(Beginning of GIVEN DATA)

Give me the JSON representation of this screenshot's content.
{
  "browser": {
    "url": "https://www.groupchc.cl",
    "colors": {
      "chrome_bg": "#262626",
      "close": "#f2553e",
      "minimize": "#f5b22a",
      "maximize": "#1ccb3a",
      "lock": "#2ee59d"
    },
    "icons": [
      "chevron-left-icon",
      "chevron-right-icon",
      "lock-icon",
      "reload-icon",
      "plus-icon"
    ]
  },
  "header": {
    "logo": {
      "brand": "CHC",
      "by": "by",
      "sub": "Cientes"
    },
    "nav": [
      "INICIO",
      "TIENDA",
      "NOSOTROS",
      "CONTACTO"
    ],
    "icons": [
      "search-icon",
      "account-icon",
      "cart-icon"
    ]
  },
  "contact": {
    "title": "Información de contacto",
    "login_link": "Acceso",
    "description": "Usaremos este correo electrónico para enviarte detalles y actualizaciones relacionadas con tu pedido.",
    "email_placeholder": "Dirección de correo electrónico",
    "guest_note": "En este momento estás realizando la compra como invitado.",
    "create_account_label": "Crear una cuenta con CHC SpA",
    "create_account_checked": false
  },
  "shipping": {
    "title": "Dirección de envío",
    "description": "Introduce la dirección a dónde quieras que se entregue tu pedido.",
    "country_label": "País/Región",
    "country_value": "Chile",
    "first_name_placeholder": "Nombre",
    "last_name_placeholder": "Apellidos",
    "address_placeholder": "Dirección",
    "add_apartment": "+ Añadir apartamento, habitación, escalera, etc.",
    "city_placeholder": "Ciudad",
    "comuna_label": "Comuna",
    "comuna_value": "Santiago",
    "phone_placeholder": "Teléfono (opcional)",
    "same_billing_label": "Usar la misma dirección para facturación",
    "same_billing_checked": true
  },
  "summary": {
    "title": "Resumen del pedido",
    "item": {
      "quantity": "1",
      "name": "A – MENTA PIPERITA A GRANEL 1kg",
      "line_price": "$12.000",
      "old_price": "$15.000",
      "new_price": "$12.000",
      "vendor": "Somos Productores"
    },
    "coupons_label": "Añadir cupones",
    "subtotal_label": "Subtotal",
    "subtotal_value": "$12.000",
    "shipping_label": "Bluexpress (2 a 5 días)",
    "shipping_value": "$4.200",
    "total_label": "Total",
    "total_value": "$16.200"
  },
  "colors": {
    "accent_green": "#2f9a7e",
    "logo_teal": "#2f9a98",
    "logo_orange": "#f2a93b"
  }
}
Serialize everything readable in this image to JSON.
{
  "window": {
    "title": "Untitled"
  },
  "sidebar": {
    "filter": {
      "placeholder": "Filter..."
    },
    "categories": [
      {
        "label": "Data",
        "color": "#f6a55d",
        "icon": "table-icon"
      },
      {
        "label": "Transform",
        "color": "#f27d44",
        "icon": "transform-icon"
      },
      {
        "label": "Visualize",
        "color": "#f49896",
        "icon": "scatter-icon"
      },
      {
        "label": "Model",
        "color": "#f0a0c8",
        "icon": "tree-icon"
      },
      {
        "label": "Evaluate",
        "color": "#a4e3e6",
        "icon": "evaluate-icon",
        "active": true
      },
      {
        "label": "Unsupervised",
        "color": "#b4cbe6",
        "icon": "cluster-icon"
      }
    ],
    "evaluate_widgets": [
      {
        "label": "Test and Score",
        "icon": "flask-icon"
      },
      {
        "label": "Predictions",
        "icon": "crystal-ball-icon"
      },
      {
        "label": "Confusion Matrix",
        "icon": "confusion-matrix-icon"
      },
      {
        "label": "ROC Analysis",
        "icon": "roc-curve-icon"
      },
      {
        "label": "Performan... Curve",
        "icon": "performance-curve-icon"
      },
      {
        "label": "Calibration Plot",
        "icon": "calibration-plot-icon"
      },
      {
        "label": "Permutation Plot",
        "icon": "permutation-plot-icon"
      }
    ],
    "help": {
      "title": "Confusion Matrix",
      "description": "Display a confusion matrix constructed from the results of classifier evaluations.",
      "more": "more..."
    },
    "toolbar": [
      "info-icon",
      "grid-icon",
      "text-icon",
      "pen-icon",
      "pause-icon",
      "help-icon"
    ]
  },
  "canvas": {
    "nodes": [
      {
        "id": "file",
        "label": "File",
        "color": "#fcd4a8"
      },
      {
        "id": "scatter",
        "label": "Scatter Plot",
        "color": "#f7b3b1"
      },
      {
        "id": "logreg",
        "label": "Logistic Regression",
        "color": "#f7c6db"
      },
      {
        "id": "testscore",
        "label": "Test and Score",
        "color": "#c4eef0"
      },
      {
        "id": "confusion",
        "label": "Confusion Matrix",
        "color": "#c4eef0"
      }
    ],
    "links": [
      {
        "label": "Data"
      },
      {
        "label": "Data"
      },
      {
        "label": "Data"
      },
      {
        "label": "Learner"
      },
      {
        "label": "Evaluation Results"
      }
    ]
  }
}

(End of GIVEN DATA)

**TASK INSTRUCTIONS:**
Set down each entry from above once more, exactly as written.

**EXPECTED ANSWER:**
Give me the JSON representation of this screenshot's content.
{
  "browser": {
    "url": "https://www.groupchc.cl",
    "colors": {
      "chrome_bg": "#262626",
      "close": "#f2553e",
      "minimize": "#f5b22a",
      "maximize": "#1ccb3a",
      "lock": "#2ee59d"
    },
    "icons": [
      "chevron-left-icon",
      "chevron-right-icon",
      "lock-icon",
      "reload-icon",
      "plus-icon"
    ]
  },
  "header": {
    "logo": {
      "brand": "CHC",
      "by": "by",
      "sub": "Cientes"
    },
    "nav": [
      "INICIO",
      "TIENDA",
      "NOSOTROS",
      "CONTACTO"
    ],
    "icons": [
      "search-icon",
      "account-icon",
      "cart-icon"
    ]
  },
  "contact": {
    "title": "Información de contacto",
    "login_link": "Acceso",
    "description": "Usaremos este correo electrónico para enviarte detalles y actualizaciones relacionadas con tu pedido.",
    "email_placeholder": "Dirección de correo electrónico",
    "guest_note": "En este momento estás realizando la compra como invitado.",
    "create_account_label": "Crear una cuenta con CHC SpA",
    "create_account_checked": false
  },
  "shipping": {
    "title": "Dirección de envío",
    "description": "Introduce la dirección a dónde quieras que se entregue tu pedido.",
    "country_label": "País/Región",
    "country_value": "Chile",
    "first_name_placeholder": "Nombre",
    "last_name_placeholder": "Apellidos",
    "address_placeholder": "Dirección",
    "add_apartment": "+ Añadir apartamento, habitación, escalera, etc.",
    "city_placeholder": "Ciudad",
    "comuna_label": "Comuna",
    "comuna_value": "Santiago",
    "phone_placeholder": "Teléfono (opcional)",
    "same_billing_label": "Usar la misma dirección para facturación",
    "same_billing_checked": true
  },
  "summary": {
    "title": "Resumen del pedido",
    "item": {
      "quantity": "1",
      "name": "A – MENTA PIPERITA A GRANEL 1kg",
      "line_price": "$12.000",
      "old_price": "$15.000",
      "new_price": "$12.000",
      "vendor": "Somos Productores"
    },
    "coupons_label": "Añadir cupones",
    "subtotal_label": "Subtotal",
    "subtotal_value": "$12.000",
    "shipping_label": "Bluexpress (2 a 5 días)",
    "shipping_value": "$4.200",
    "total_label": "Total",
    "total_value": "$16.200"
  },
  "colors": {
    "accent_green": "#2f9a7e",
    "logo_teal": "#2f9a98",
    "logo_orange": "#f2a93b"
  }
}
Serialize everything readable in this image to JSON.
{
  "window": {
    "title": "Untitled"
  },
  "sidebar": {
    "filter": {
      "placeholder": "Filter..."
    },
    "categories": [
      {
        "label": "Data",
        "color": "#f6a55d",
        "icon": "table-icon"
      },
      {
        "label": "Transform",
        "color": "#f27d44",
        "icon": "transform-icon"
      },
      {
        "label": "Visualize",
        "color": "#f49896",
        "icon": "scatter-icon"
      },
      {
        "label": "Model",
        "color": "#f0a0c8",
        "icon": "tree-icon"
      },
      {
        "label": "Evaluate",
        "color": "#a4e3e6",
        "icon": "evaluate-icon",
        "active": true
      },
      {
        "label": "Unsupervised",
        "color": "#b4cbe6",
        "icon": "cluster-icon"
      }
    ],
    "evaluate_widgets": [
      {
        "label": "Test and Score",
        "icon": "flask-icon"
      },
      {
        "label": "Predictions",
        "icon": "crystal-ball-icon"
      },
      {
        "label": "Confusion Matrix",
        "icon": "confusion-matrix-icon"
      },
      {
        "label": "ROC Analysis",
        "icon": "roc-curve-icon"
      },
      {
        "label": "Performan... Curve",
        "icon": "performance-curve-icon"
      },
      {
        "label": "Calibration Plot",
        "icon": "calibration-plot-icon"
      },
      {
        "label": "Permutation Plot",
        "icon": "permutation-plot-icon"
      }
    ],
    "help": {
      "title": "Confusion Matrix",
      "description": "Display a confusion matrix constructed from the results of classifier evaluations.",
      "more": "more..."
    },
    "toolbar": [
      "info-icon",
      "grid-icon",
      "text-icon",
      "pen-icon",
      "pause-icon",
      "help-icon"
    ]
  },
  "canvas": {
    "nodes": [
      {
        "id": "file",
        "label": "File",
        "color": "#fcd4a8"
      },
      {
        "id": "scatter",
        "label": "Scatter Plot",
        "color": "#f7b3b1"
      },
      {
        "id": "logreg",
        "label": "Logistic Regression",
        "color": "#f7c6db"
      },
      {
        "id": "testscore",
        "label": "Test and Score",
        "color": "#c4eef0"
      },
      {
        "id": "confusion",
        "label": "Confusion Matrix",
        "color": "#c4eef0"
      }
    ],
    "links": [
      {
        "label": "Data"
      },
      {
        "label": "Data"
      },
      {
        "label": "Data"
      },
      {
        "label": "Learner"
      },
      {
        "label": "Evaluation Results"
      }
    ]
  }
}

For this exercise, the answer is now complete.